[BRIEF]
Return all entries precisely as they stand, without the images.

+++ THE DATA +++

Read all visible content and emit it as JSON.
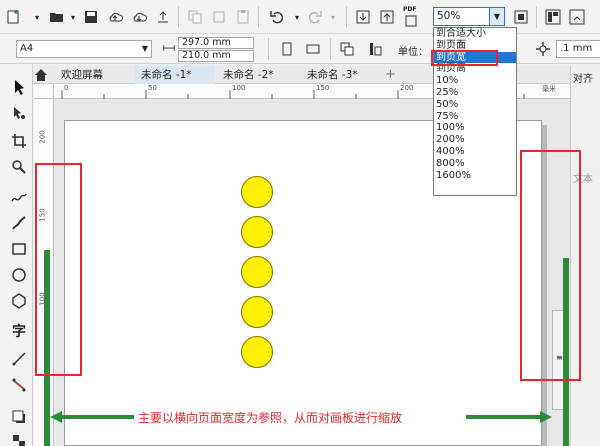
{
  "toolbar": {
    "icons": [
      "new-document-icon",
      "open-folder-icon",
      "save-icon",
      "import-icon",
      "export-icon",
      "publish-icon",
      "cut-icon",
      "copy-icon",
      "paste-icon",
      "undo-icon",
      "redo-icon",
      "import-file-icon",
      "export-file-icon",
      "publish-pdf-icon",
      "full-screen-icon",
      "view-icon",
      "grid-icon"
    ],
    "pdf_label": "PDF",
    "zoom_value": "50%"
  },
  "zoom_dropdown": {
    "options": [
      "到合适大小",
      "到页面",
      "到页宽",
      "到页高",
      "10%",
      "25%",
      "50%",
      "75%",
      "100%",
      "200%",
      "400%",
      "800%",
      "1600%"
    ],
    "selected_index": 2
  },
  "property_bar": {
    "paper_size": "A4",
    "width": "297.0 mm",
    "height": "210.0 mm",
    "units_label": "单位：",
    "nudge": ".1 mm"
  },
  "tabs": [
    {
      "label": "欢迎屏幕",
      "active": false
    },
    {
      "label": "未命名 -1*",
      "active": true
    },
    {
      "label": "未命名 -2*",
      "active": false
    },
    {
      "label": "未命名 -3*",
      "active": false
    }
  ],
  "add_tab_label": "+",
  "docker": {
    "title": "对齐",
    "label2": "文本"
  },
  "ruler": {
    "h_labels": [
      "0",
      "50",
      "100",
      "150",
      "200",
      "250"
    ],
    "v_labels": [
      "200",
      "150",
      "100"
    ],
    "unit": "毫米"
  },
  "annotation": {
    "note": "主要以横向页面宽度为参照，从而对画板进行缩放"
  },
  "colors": {
    "accent": "#1e77d3",
    "annotation_red": "#e8262b",
    "annotation_green": "#2c8a3a",
    "circle_fill": "#ffef00"
  },
  "canvas": {
    "circle_count": 5
  }
}
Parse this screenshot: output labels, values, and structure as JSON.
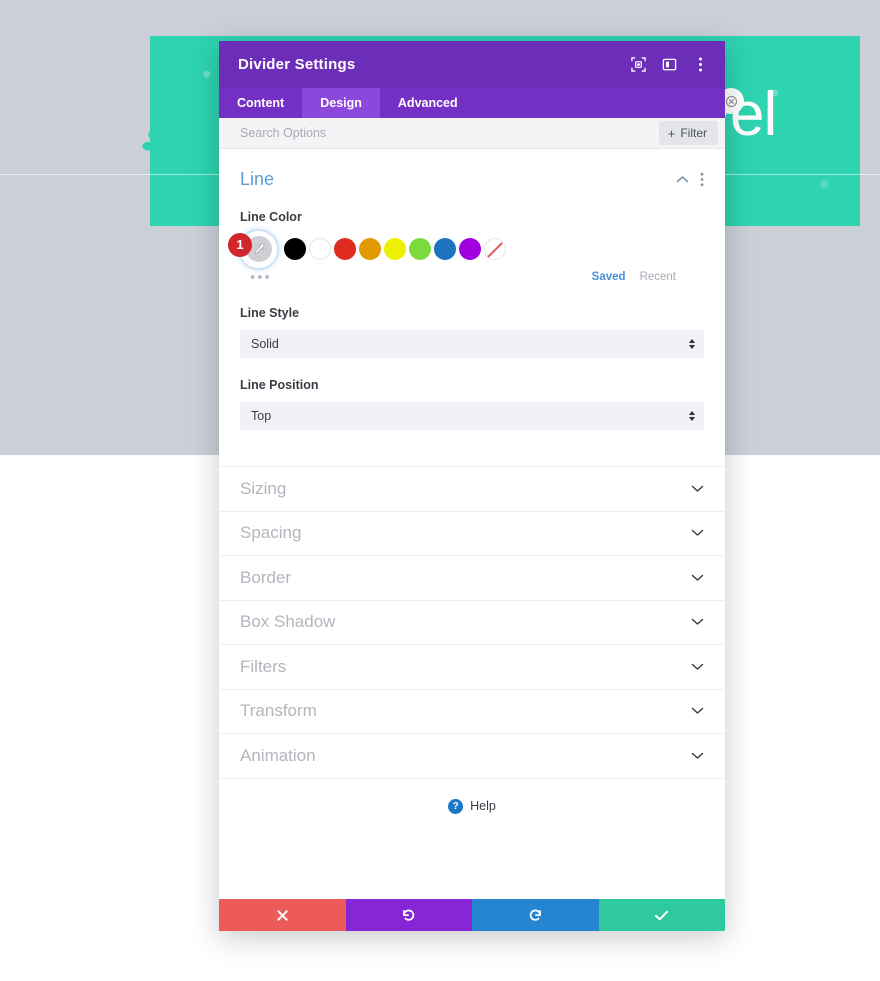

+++

[ANSWER BOX]
Read all visible content and emit it as JSON.
{
  "toolbar": {
    "icons": [
      "new-document-icon",
      "open-folder-icon",
      "save-icon",
      "import-icon",
      "export-icon",
      "publish-icon",
      "cut-icon",
      "copy-icon",
      "paste-icon",
      "undo-icon",
      "redo-icon",
      "import-file-icon",
      "export-file-icon",
      "publish-pdf-icon",
      "full-screen-icon",
      "view-icon",
      "grid-icon"
    ],
    "pdf_label": "PDF",
    "zoom_value": "50%"
  },
  "zoom_dropdown": {
    "options": [
      "到合适大小",
      "到页面",
      "到页宽",
      "到页高",
      "10%",
      "25%",
      "50%",
      "75%",
      "100%",
      "200%",
      "400%",
      "800%",
      "1600%"
    ],
    "selected_index": 2
  },
  "property_bar": {
    "paper_size": "A4",
    "width": "297.0 mm",
    "height": "210.0 mm",
    "units_label": "单位：",
    "nudge": ".1 mm"
  },
  "tabs": [
    {
      "label": "欢迎屏幕",
      "active": false
    },
    {
      "label": "未命名 -1*",
      "active": true
    },
    {
      "label": "未命名 -2*",
      "active": false
    },
    {
      "label": "未命名 -3*",
      "active": false
    }
  ],
  "add_tab_label": "+",
  "docker": {
    "title": "对齐",
    "label2": "文本"
  },
  "ruler": {
    "h_labels": [
      "0",
      "50",
      "100",
      "150",
      "200",
      "250"
    ],
    "v_labels": [
      "200",
      "150",
      "100"
    ],
    "unit": "毫米"
  },
  "annotation": {
    "note": "主要以横向页面宽度为参照，从而对画板进行缩放"
  },
  "colors": {
    "accent": "#1e77d3",
    "annotation_red": "#e8262b",
    "annotation_green": "#2c8a3a",
    "circle_fill": "#ffef00"
  },
  "canvas": {
    "circle_count": 5
  }
}
Parse this screenshot: output labels, values, and structure as JSON.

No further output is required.